Directed by Wayne Meadows, the show is accented with “Sesame-like” multimedia features, as well as fun audience interaction, and I was pleased to see that Meadows chose a live orchestra for music.  The first act moves quickly with the most raucous songs and activity; the second act is a bit slower but still enjoyable.  We sat in the front center row, but I don’t recommend it for everyone…I think the sightlines are a bit better further back in the theater. (Although you’ll miss getting picked on by the cast, which was a riot.) 

While I don’t necessarily wish I lived on Avenue Q, I absolutely loved visiting with its quirky residents, who made me glad that my life doesn’t suck as much as theirs.  Decide for yourself — the show runs through October 6!

See wilmingtondramaleague.org.

Monday, April 19, 2010

Snowfall Affords Us Sweet Notes in the Spring

We were lucky Westminster Presbyterian Church held its “Greatest Hits” concert a second time so that Wilmingtonians trapped indoors by the winter’s crippling snowfall could get another chance to hear some fabulous singing.


The excellent acoustics of the church caressed the lovely tones of these very experienced singers. The program was a mix of favorite Broadway songs, operatic areas and ensembles. On the organ and piano, Music Director Paul Fleckenstein was flawless accompanying the singers in this repertoire, quite different from standard “church music”. The large choir was dynamic and enthusiastic, enjoying every moment on and off the stage. I sat next to a chorister who whispered excitedly to me of the soloists, “We get to sing with them EVERY Sunday!”


Justin Gonzalzez’s Italianate tenor served La Donna è Mobile (Rigoletto) perfectly. The crowd -- many of them congregants and choristers -- loved his showmanship and bravado. With his full, clear baritone, Brian Carter did an excellent job with his rendition of Si può from I Pagliacci. Mezzo-soprano Ruth Bailis handled Tchaikovsky’s Podrugi milyye from Pique Dame beautifully, and was touching in Evening Prayer from Hansel and Gretel. Soprano Barbara Winchester as the Sandman made an adorable, pixie-like appearance in the scene and sang her part sweetly.

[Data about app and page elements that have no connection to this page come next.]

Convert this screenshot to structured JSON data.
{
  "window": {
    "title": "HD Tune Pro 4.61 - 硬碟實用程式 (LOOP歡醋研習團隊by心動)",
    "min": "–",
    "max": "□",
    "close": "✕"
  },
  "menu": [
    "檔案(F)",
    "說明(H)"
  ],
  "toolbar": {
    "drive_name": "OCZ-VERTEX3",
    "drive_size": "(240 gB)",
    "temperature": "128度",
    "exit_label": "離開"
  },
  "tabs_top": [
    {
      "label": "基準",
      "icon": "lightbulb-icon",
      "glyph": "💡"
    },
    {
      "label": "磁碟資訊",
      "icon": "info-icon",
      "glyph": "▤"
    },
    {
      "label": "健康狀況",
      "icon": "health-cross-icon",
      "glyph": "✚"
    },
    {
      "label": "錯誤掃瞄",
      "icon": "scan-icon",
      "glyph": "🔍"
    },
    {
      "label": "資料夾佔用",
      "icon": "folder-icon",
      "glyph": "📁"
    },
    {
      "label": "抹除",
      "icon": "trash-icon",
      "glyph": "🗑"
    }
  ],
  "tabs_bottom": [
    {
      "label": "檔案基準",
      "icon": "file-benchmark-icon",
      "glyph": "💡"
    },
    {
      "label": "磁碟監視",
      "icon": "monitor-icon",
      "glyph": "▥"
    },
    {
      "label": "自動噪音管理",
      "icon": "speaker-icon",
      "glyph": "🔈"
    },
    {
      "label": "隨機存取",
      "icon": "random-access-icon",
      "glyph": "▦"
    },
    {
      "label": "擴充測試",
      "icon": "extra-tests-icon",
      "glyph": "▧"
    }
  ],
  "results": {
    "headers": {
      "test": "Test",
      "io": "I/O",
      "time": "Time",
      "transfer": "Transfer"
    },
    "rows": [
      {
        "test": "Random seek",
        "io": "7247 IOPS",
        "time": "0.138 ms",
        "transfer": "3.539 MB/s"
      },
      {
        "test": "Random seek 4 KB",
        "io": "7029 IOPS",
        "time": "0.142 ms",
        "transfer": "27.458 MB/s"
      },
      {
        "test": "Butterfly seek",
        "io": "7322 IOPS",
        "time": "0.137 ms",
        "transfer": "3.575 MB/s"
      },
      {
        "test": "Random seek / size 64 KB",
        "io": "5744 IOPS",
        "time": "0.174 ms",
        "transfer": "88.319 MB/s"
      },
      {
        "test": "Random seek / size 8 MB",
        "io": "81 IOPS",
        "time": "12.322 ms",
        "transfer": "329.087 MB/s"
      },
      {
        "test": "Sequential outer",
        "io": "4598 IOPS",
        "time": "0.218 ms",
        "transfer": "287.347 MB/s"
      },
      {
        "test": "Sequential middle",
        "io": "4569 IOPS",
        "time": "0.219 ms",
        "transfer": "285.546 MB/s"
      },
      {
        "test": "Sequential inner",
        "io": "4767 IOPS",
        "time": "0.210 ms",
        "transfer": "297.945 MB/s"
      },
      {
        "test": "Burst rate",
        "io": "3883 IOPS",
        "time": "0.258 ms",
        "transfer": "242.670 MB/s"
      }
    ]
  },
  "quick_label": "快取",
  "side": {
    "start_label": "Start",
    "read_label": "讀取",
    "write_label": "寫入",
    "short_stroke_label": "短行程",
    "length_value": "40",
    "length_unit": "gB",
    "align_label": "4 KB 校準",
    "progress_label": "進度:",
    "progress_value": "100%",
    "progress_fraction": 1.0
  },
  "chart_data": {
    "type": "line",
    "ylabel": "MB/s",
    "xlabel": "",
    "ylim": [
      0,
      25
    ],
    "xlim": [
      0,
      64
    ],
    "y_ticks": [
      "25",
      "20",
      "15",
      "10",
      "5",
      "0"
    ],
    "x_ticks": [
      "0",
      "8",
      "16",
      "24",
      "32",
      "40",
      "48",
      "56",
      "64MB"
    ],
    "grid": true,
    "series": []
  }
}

As always, I was bowled over by Diana Milburn. Her pianissimos are so elegant, her presentation so moving. Hers is a sound that harkens to a bygone era of true Bel Canto singing. In Donde Lieta Usci from Puccini’s La Bohème, her deep understanding of Mimi’s character was evident, and her command of the style was impeccable.


Wilmington needs more opera! Kudos to the singers, directors and organizations who make it happen. Check out Westminster’s website for more concert information.

See www.wpc.org.